Jesus warrior, Christine Caine, had Instagramed a quote from Shelley Giglio who describes destination addiction as, “the idea that happiness is in the next place, the next job, or even with the next partner.” Her warning is that, “until you give up the idea that happiness is somewhere else, it will never be where you are.”
Upon reading the symptoms, I knew I was addicted. In fact, I think most of us are if we’re honest; we are always counting down to the “next.”
Even upon acknowledging this addiction, I felt my brain wandering today, thinking about all my own “nexts” that will perhaps make things better. Having a baby. Making more money.
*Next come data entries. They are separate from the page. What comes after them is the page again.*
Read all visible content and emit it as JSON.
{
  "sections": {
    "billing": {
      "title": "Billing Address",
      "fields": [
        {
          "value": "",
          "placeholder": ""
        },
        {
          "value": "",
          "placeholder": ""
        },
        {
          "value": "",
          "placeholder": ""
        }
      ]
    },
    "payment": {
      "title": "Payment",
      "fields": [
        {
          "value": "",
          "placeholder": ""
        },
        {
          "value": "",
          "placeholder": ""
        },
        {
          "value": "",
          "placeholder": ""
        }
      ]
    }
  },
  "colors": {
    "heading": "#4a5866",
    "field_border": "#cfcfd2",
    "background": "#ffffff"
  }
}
Somehow having more time for myself. Moving into a new house. The list goes on. My imagination wanders.
Back to reality.
I have a husband who tracks in mud and leaves the lid up. I have parents that I never get to see because of my busy life. I have friends that live too far away with limited time. I have a job that requires a 60+ hour work week and a stress level that is probably aging me at an accelerated speed. I have an entire summer off that I spend worrying about how quick August will arrive.
“Next” will surely fix all of these things correct?
But I wouldn’t want it to fix this.
I have a husband who loves me more than the world. I have parents who have blessed my life beyond measure. I have friends that are a gift from God. I have a job that allows me to bless students and create impact. I have summers off.
All too often I am dreaming of the one day I will have more money, more time and fewer worries. I think about the one day I will be a mom and have a love that is bigger than a universe. I think about that one day… and the list goes on.
The real truth is that the first reality is real, the one with the husband that leaves the lid up, but the good news is that so is the second reality with the husband who loves me more than the world. I have to find a way to see all that is great now and not spend my time focused on attaining or avoiding what is ahead.
So, right now, not in the “next” moment, I vow to focus on the good and enjoy the now. Maybe the “next” will be better, or perhaps it will bring its own set of problems, but right now I am focused on the good in the moment.
I know my imagination my drift again, focusing on the “next” and what I do not have now, but I am not worried about that. Right now, I am wearing fuzzy socks, finding time to write and greeting my wonderful husband as he walks in the door from work, and it is well with my soul.
Post from January 25, 2106
For more from Michelle, visit her blog Words Voice and Grace.
Thank you, Michelle, for sharing your heart!